To compare and contrast the behaviors of my children and how they interact with people physically is interesting to me. Aden was a content little baby, but not overly cuddly. The older she’s gotten the more physical with her affection she’s become. Mona was cuddly as a baby, but when she is hurt (either emotionally or physically) she spurns any kind of contact. But if she’s in a good mood she’ll even hug strangers. Quinn will occasionally sit on someone else’s lap or hold someone else’s hand if I’m not around, but in general with people other than myself he’s somewhat reserved. He’s always rested against me as if my body is just an extension of his own. I’ll be interested to see how that will evolve as he spends more time away from me in the future.
For someone who always liked her wide personal space, I’m amazed at how quickly I embraced round the clock physical contact with my kids. I’ll miss that element of parenting as it phases out. I like being a pillow or a headrest or an armchair with actual arms for the small people in my house. But right now I deeply miss the kinds of contact and caresses only my husband provides. There are no plans to phase that out ever, and I wish he were home so I could put my arms around him again. I’m looking forward to hugs that aren’t just around my waist and knees. In the meantime I have Aden’s hand to hold, Mona’s funny nuzzles, and Quinn’s sweet little head on my shoulder to remind me I’m loved. Not a bad deal.

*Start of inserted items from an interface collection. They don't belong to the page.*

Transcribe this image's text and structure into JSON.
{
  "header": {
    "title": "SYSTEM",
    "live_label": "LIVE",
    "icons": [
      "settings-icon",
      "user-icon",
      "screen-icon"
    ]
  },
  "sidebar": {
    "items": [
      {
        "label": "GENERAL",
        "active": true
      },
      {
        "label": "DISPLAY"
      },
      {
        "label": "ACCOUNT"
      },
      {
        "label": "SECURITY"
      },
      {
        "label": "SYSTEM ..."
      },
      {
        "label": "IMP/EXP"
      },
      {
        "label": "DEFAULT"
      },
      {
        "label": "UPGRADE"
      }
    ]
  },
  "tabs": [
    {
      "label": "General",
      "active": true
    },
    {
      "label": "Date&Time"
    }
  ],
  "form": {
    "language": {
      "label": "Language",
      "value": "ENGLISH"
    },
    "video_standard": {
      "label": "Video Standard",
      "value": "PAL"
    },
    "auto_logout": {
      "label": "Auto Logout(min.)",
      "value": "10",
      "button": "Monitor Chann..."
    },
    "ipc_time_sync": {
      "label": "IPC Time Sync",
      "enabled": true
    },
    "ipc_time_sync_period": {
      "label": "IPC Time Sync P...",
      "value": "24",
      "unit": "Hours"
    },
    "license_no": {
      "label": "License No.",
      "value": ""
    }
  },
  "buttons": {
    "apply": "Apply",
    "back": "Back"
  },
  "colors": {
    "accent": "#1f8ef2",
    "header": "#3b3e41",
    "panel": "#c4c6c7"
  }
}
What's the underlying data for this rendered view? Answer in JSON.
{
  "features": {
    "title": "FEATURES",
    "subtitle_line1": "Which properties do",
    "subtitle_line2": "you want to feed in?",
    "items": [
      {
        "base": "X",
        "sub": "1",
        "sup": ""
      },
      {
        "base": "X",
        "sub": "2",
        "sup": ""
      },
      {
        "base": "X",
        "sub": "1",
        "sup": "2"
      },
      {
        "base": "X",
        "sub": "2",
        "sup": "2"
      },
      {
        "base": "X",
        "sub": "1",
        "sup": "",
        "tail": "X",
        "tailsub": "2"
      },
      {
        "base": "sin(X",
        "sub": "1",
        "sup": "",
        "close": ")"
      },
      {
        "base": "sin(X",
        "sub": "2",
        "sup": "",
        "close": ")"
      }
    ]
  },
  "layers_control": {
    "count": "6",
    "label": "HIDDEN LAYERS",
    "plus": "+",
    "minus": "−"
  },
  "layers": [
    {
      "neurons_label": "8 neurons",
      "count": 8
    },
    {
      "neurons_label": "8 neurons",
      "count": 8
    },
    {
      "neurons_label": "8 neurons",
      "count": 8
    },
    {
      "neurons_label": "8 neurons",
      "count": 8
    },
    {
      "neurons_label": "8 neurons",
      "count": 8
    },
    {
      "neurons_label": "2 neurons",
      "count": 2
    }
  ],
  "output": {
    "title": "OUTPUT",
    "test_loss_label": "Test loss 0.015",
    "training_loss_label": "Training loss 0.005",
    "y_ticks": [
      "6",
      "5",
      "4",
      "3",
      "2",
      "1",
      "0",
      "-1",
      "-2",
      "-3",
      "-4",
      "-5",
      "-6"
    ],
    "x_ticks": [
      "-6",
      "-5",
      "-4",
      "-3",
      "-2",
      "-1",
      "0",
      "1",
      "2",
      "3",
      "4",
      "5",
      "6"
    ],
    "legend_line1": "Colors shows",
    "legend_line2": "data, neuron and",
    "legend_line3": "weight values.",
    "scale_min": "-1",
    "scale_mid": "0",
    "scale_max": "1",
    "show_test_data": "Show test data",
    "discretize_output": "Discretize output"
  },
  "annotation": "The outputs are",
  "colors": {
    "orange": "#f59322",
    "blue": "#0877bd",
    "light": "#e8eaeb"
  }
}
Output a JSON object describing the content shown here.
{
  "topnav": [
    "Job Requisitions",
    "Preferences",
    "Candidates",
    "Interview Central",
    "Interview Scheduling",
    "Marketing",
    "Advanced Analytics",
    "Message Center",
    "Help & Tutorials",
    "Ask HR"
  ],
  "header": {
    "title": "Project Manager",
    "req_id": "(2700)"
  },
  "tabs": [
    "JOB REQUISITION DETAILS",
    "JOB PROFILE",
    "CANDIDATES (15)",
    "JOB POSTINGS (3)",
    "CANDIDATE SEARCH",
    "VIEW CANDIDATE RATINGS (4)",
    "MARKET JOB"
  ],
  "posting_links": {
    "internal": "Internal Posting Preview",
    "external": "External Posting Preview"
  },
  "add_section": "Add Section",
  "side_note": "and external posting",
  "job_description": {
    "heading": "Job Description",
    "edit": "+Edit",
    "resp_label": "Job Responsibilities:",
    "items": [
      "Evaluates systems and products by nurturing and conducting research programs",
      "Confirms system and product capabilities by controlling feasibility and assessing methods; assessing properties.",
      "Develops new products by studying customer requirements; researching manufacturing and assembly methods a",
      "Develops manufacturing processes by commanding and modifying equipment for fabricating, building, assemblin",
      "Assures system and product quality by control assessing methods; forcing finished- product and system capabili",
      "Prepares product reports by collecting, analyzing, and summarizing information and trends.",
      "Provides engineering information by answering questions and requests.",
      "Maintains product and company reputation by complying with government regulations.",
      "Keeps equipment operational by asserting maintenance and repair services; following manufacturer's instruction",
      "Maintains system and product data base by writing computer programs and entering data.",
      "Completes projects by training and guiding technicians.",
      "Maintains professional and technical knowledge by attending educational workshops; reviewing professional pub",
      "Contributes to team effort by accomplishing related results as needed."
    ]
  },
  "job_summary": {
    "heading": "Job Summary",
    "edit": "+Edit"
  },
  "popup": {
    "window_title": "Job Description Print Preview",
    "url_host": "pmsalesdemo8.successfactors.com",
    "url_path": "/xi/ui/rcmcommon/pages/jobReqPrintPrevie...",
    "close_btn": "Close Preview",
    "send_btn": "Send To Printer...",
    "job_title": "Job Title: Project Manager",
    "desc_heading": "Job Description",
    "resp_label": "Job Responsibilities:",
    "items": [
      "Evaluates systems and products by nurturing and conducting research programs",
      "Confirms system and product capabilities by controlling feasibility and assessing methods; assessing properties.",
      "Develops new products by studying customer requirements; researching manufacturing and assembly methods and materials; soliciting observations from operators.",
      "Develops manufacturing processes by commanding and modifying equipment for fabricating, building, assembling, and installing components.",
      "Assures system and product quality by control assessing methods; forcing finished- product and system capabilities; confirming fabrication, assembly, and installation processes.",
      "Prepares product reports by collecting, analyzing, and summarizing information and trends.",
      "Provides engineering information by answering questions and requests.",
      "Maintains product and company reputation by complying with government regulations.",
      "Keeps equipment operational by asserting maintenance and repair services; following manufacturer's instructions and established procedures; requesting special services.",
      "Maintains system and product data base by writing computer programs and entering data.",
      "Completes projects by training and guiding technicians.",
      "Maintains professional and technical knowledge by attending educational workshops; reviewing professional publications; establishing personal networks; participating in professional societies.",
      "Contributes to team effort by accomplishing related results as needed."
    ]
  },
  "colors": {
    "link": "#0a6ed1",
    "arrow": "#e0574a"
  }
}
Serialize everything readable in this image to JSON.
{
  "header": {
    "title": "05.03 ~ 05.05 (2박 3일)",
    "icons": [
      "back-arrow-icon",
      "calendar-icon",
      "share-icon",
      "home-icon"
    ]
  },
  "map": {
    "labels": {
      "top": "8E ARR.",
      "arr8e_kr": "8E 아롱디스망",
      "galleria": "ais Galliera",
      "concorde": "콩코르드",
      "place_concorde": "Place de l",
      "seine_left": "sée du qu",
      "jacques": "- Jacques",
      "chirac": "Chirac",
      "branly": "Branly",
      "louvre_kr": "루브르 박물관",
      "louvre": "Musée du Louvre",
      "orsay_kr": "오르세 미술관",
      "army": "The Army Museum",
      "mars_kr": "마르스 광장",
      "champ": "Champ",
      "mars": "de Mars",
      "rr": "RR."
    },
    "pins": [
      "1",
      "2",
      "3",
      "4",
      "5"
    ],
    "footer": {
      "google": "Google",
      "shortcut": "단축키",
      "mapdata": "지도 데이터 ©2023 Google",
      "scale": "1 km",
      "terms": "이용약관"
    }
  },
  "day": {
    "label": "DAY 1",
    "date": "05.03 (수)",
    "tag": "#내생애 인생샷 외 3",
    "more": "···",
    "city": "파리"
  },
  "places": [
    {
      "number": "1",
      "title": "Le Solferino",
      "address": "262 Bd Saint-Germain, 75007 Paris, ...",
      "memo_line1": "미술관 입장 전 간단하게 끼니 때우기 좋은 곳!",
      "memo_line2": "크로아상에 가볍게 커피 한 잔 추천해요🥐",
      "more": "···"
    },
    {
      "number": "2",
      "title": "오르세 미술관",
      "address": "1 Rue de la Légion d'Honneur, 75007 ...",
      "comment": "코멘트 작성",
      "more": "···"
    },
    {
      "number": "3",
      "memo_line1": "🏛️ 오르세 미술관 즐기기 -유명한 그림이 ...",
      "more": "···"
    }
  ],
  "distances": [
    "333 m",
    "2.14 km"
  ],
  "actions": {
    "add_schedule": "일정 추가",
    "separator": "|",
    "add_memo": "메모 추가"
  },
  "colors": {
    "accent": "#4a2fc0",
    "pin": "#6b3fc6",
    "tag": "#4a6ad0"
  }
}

(Good touch all the way: Ian greeting Quinn and Mona on the playground when he was home on leave back in April.)